November 27, 2019
The Adventures of Lefty and Bill: Hurricane Harvey and the time Lefty ran a red light
A quick introduction. I, William, am “Bill”. My left-handed uncle Merle is the one called “Lefty”.
“A hurricane’s tempest contains an ocean’s worth of water.”
In late August of 2017 Hurricane Harvey dumped nearly forty inches of that water on East Texas. In East Texas there is one place the water goes: the Colorado River. No, not the Colorado River that carved out the Grand Canyon-a different Colorado River, an entirely Texas River, flows through East Texas and a town called La Grange on its way to the Gulf of Mexico. This shallow, lazy, Texas river full of gnarled tree roots and wide sweeping bends seems a far cry from the raging monster that knocked out every bridge within a twenty mile radius. It was on the banks of this river that Lefty and Bill found themselves in the first week of March 2018. There would be no canoeing and photogenic bald eagles on this river. We had come to work.
It is a twenty-four-hour drive to La Grange Texas from Walnut Creek Ohio. That is a long time to be in a van with anyone. Eight of us would make the trip, six from our church including Lefty and I, and two other ladies from Life Bridge Church in Dover Ohio.
We left Saturday morning. On the way we stayed overnight at a hotel in Little Rock Arkansas. We arrived at The Camp of the Lost Pines near La Grange sometime on Sunday afternoon without incident.
Mennonite Disaster Service (MDS), the organization we went with, was using the camp as a base of operations, and it was here that we would stay for the week. The camp had everything we volunteers needed: kitchens, dining hall, dormitories, showers, and even a swimming pool! We settled in and got oriented for Monday: our first day.
When you arrive at a MDS site one of the first things they do is give you forms to fill out. On one of the forms is a section asking about your experience in various areas of construction. Since I have had zero experience in construction, I filled the form out as such. We were divided into work groups and the next morning my team headed out bright and early to a new build in La Grange.
Until Hurricane Harvey, the Serda family had lived in a trailer park near the Colorado River. After the flooding wiped out their home, MDS helped the Serdas build a new house in town. The Serda house was my work site and when we arrived on Monday morning it was still a long way from finished. This made me a smidge nervous as it appeared this job was going to require some serious construction skills, skills I did not exactly have.
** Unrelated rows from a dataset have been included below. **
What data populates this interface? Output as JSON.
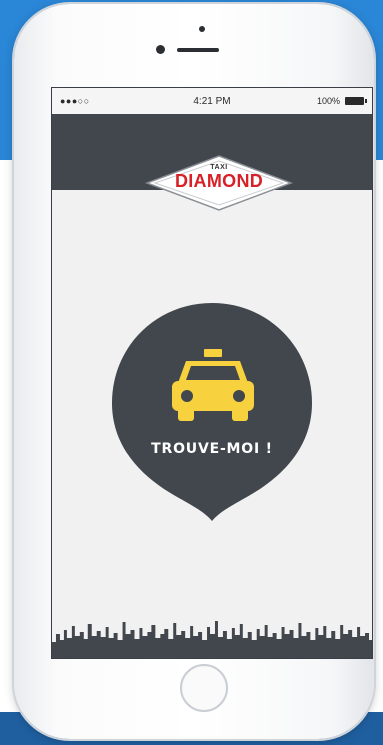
{
  "status_bar": {
    "signal": "●●●○○",
    "time": "4:21 PM",
    "battery": "100%"
  },
  "logo": {
    "small_text": "TAXI",
    "big_text": "DIAMOND"
  },
  "main": {
    "find_me_label": "TROUVE-MOI !"
  },
  "colors": {
    "header": "#42474d",
    "pin": "#41474c",
    "taxi": "#f7d23e",
    "brand_red": "#d72027",
    "background_blue": "#2a86d6"
  },
  "icons": {
    "taxi": "taxi-icon",
    "pin": "location-pin-icon",
    "battery": "battery-icon"
  }
}
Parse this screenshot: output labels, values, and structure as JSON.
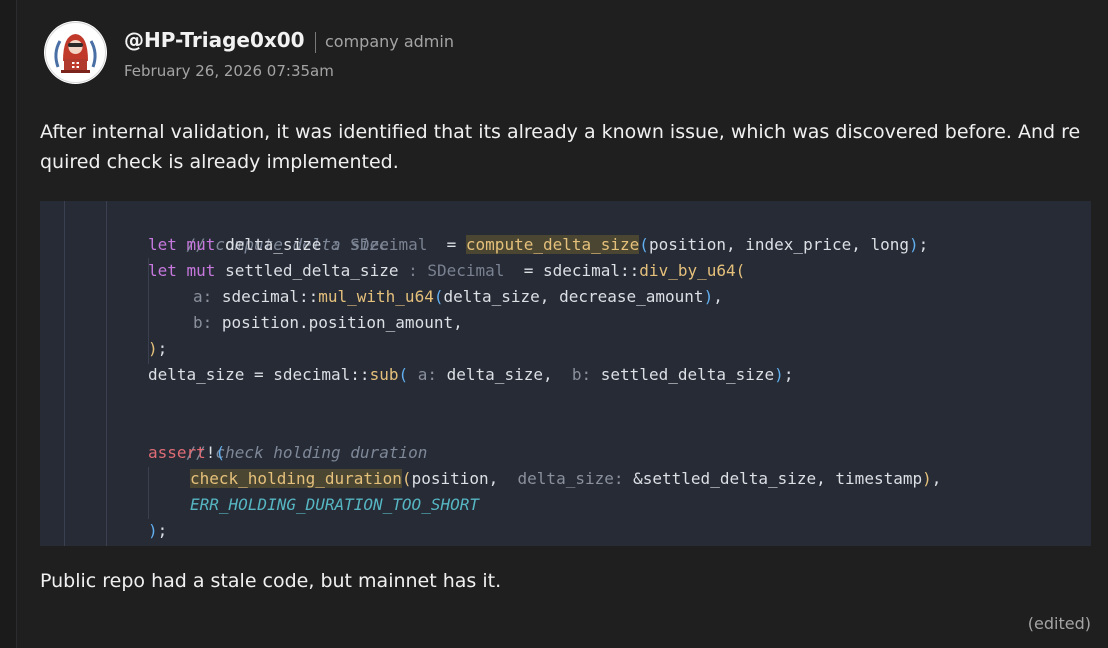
{
  "post": {
    "username": "@HP-Triage0x00",
    "role": "company admin",
    "timestamp": "February 26, 2026 07:35am",
    "body": "After internal validation, it was identified that its already a known issue, which was discovered before. And required check is already implemented.",
    "footer": "Public repo had a stale code, but mainnet has it.",
    "edited_label": "(edited)"
  },
  "code": {
    "comment1": "// compute delta size",
    "l2_let": "let mut",
    "l2_var": " delta_size",
    "l2_hint": " : SDecimal",
    "l2_eq": "  = ",
    "l2_fn": "compute_delta_size",
    "l2_open": "(",
    "l2_args": "position, index_price, long",
    "l2_close": ")",
    "l2_semi": ";",
    "l3_let": "let mut",
    "l3_var": " settled_delta_size",
    "l3_hint": " : SDecimal",
    "l3_eq": "  = sdecimal::",
    "l3_fn": "div_by_u64",
    "l3_open": "(",
    "l4_hint": "a: ",
    "l4_ns": "sdecimal::",
    "l4_fn": "mul_with_u64",
    "l4_open": "(",
    "l4_args": "delta_size, decrease_amount",
    "l4_close": ")",
    "l4_comma": ",",
    "l5_hint": "b: ",
    "l5_text": "position.position_amount,",
    "l6_close": ")",
    "l6_semi": ";",
    "l7_text": "delta_size = sdecimal::",
    "l7_fn": "sub",
    "l7_open": "(",
    "l7_hint_a": " a: ",
    "l7_arg_a": "delta_size,  ",
    "l7_hint_b": "b: ",
    "l7_arg_b": "settled_delta_size",
    "l7_close": ")",
    "l7_semi": ";",
    "comment2": "// check holding duration",
    "l9_macro": "assert",
    "l9_bang": "!",
    "l9_open": "(",
    "l10_fn": "check_holding_duration",
    "l10_open": "(",
    "l10_arg1": "position,  ",
    "l10_hint": "delta_size: ",
    "l10_args": "&settled_delta_size, timestamp",
    "l10_close": ")",
    "l10_comma": ",",
    "l11_const": "ERR_HOLDING_DURATION_TOO_SHORT",
    "l12_close": ")",
    "l12_semi": ";"
  }
}
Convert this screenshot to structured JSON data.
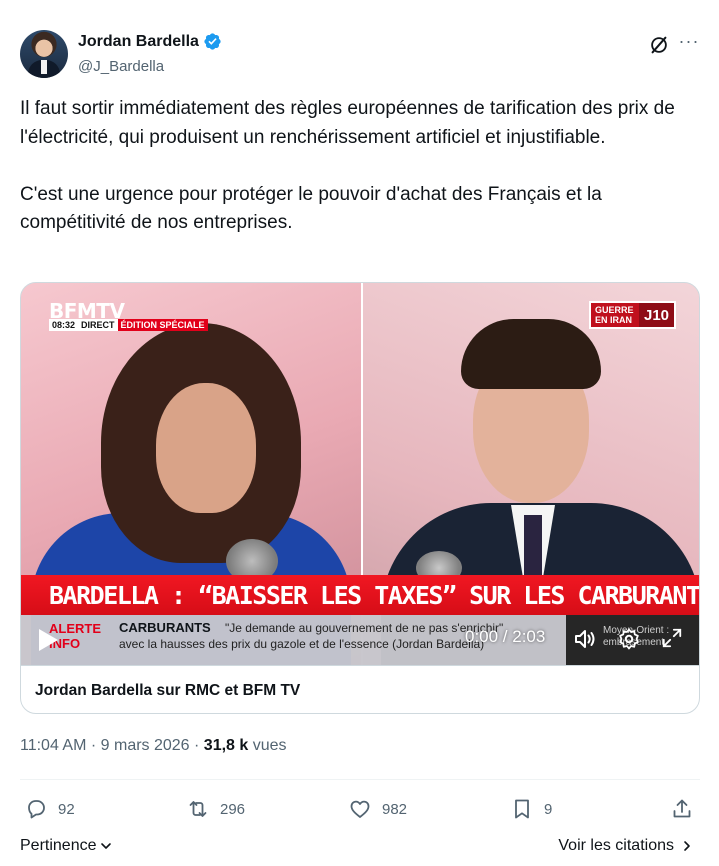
{
  "author": {
    "display_name": "Jordan Bardella",
    "handle": "@J_Bardella",
    "verified": true
  },
  "tweet": {
    "paragraphs": [
      "Il faut sortir immédiatement des règles européennes de tarification des prix de l'électricité, qui produisent un renchérissement artificiel et injustifiable.",
      "C'est une urgence pour protéger le pouvoir d'achat des Français et la compétitivité de nos entreprises."
    ]
  },
  "media": {
    "channel_logo": "BFMTV",
    "broadcast_time": "08:32",
    "broadcast_live": "DIRECT",
    "broadcast_special": "ÉDITION SPÉCIALE",
    "badge_text": "GUERRE EN IRAN",
    "badge_day": "J10",
    "headline": "BARDELLA : “BAISSER LES TAXES” SUR LES CARBURANTS",
    "alert_label": "ALERTE INFO",
    "ticker_topic": "CARBURANTS",
    "ticker_quote": "\"Je demande au gouvernement de ne pas s'enrichir\"",
    "ticker_line2": "avec la hausses des prix du gazole et de l'essence (Jordan Bardella)",
    "ticker_side": "Moyen-Orient : embrasement",
    "timecode": "0:00 / 2:03",
    "card_title": "Jordan Bardella sur RMC et BFM TV"
  },
  "meta": {
    "time": "11:04 AM",
    "separator": " · ",
    "date": "9 mars 2026",
    "views_count": "31,8 k",
    "views_label": " vues"
  },
  "actions": {
    "replies": "92",
    "retweets": "296",
    "likes": "982",
    "bookmarks": "9"
  },
  "footer": {
    "sort_label": "Pertinence",
    "quotes_link": "Voir les citations"
  },
  "colors": {
    "text_primary": "#0f1419",
    "text_secondary": "#536471",
    "verified_blue": "#1d9bf0",
    "bfm_red": "#e2001a",
    "border": "#cfd9de"
  },
  "icons": {
    "verified": "verified-badge-icon",
    "grok": "grok-icon",
    "more": "more-icon",
    "play": "play-icon",
    "volume": "volume-icon",
    "settings": "settings-icon",
    "fullscreen": "fullscreen-icon",
    "reply": "reply-icon",
    "retweet": "retweet-icon",
    "like": "heart-icon",
    "bookmark": "bookmark-icon",
    "share": "share-icon"
  }
}
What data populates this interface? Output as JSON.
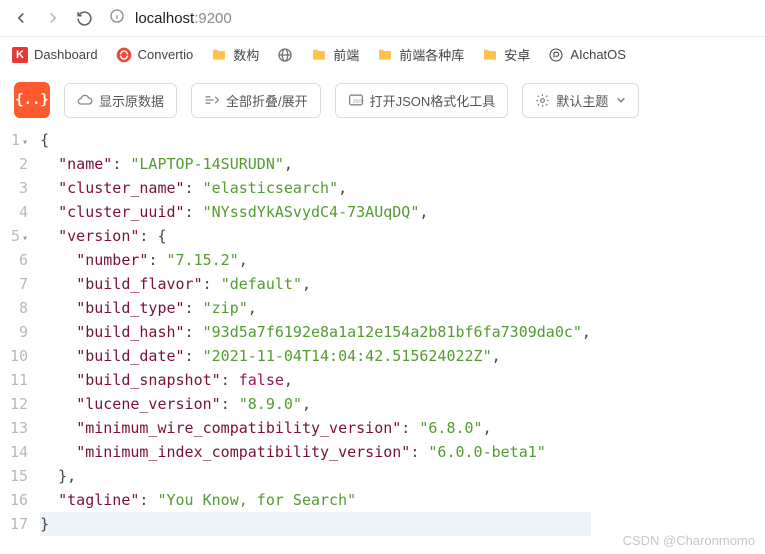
{
  "url": {
    "host": "localhost",
    "port": ":9200"
  },
  "bookmarks": [
    {
      "label": "Dashboard",
      "icon": "k"
    },
    {
      "label": "Convertio",
      "icon": "convertio"
    },
    {
      "label": "数构",
      "icon": "folder"
    },
    {
      "label": "",
      "icon": "globe"
    },
    {
      "label": "前端",
      "icon": "folder"
    },
    {
      "label": "前端各种库",
      "icon": "folder"
    },
    {
      "label": "安卓",
      "icon": "folder"
    },
    {
      "label": "AIchatOS",
      "icon": "ai"
    }
  ],
  "toolbar": {
    "raw": "显示原数据",
    "collapse": "全部折叠/展开",
    "open": "打开JSON格式化工具",
    "theme": "默认主题"
  },
  "json": {
    "name": "LAPTOP-14SURUDN",
    "cluster_name": "elasticsearch",
    "cluster_uuid": "NYssdYkASvydC4-73AUqDQ",
    "version": {
      "number": "7.15.2",
      "build_flavor": "default",
      "build_type": "zip",
      "build_hash": "93d5a7f6192e8a1a12e154a2b81bf6fa7309da0c",
      "build_date": "2021-11-04T14:04:42.515624022Z",
      "build_snapshot": "false",
      "lucene_version": "8.9.0",
      "minimum_wire_compatibility_version": "6.8.0",
      "minimum_index_compatibility_version": "6.0.0-beta1"
    },
    "tagline": "You Know, for Search"
  },
  "watermark": "CSDN @Charonmomo"
}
“Over here Will,” said Henri, my team leader in his German accent. (Henri and his wife Stephi were volunteers with MDS for the year from Germany.)
“Okay,” I said, and followed Henri to the storage shed.
“You’ll need this, and this, and this, and this,” said Henri, dumping a tool belt, hammer, hard hat, T-square, tape measure, and goggles into my arms.
“This is great,” I wanted to say, “but what do I do with them?”
An hour later I was building a platform up in the trusses of the roof for an air conditioning unit. Didn’t really have a clue what I was doing, but I did it anyway. The old adage “measure twice, cut once” became for me “measure five times, cut once, and then measure one more time ju-u-u-st in case.” After I was done Henri came over to inspect my work.
“Yep, good job,” he said, “now could you crawl under the porch with the nail gun and put in some hurricane strips?”
I did all kinds of construction-y type things that week, and I still have all my fingers, Amen! I helped hang windows, cut OSB for the roof, helped frame the inside of the house, and operated a nail gun like a skillful Texas outlaw operates a six shooter. One of the things I learned that week was that Nike was right. That big shoe company with their simple slogan was correct. “Just do it!”
I think often times we make excuses as to why we can’t do something when really, they are just excuses as to why we don’t want to do something. “I have no experience,” or “it makes me uncomfortable” doesn’t need to be the barriers we make them into. The fact of the matter is that, regardless of the excuse, stuff just needs done and will continue to need to get done until it gets done. I am glad I went down to La Grange and was glad I didn’t make excuses when I was asked to do things I didn’t have much experience doing. I think sometimes it is in those situations that God gives his richest blessings.
One quick anecdote from the drive back to Ohio. We drove all night long and it was right after an early morning driver change when up in the driver’s seat Lefty’s morality was suddenly challenged by the red light of a very deserted intersection. “It’s three AM and there’s no one around,” announced Lefty to a van full of sleeping people. In the back, too tired to care about Lefty’s loose interpretation of predawn traffic law, I rolled over on the floor beneath the back seat and tried to get some sleep.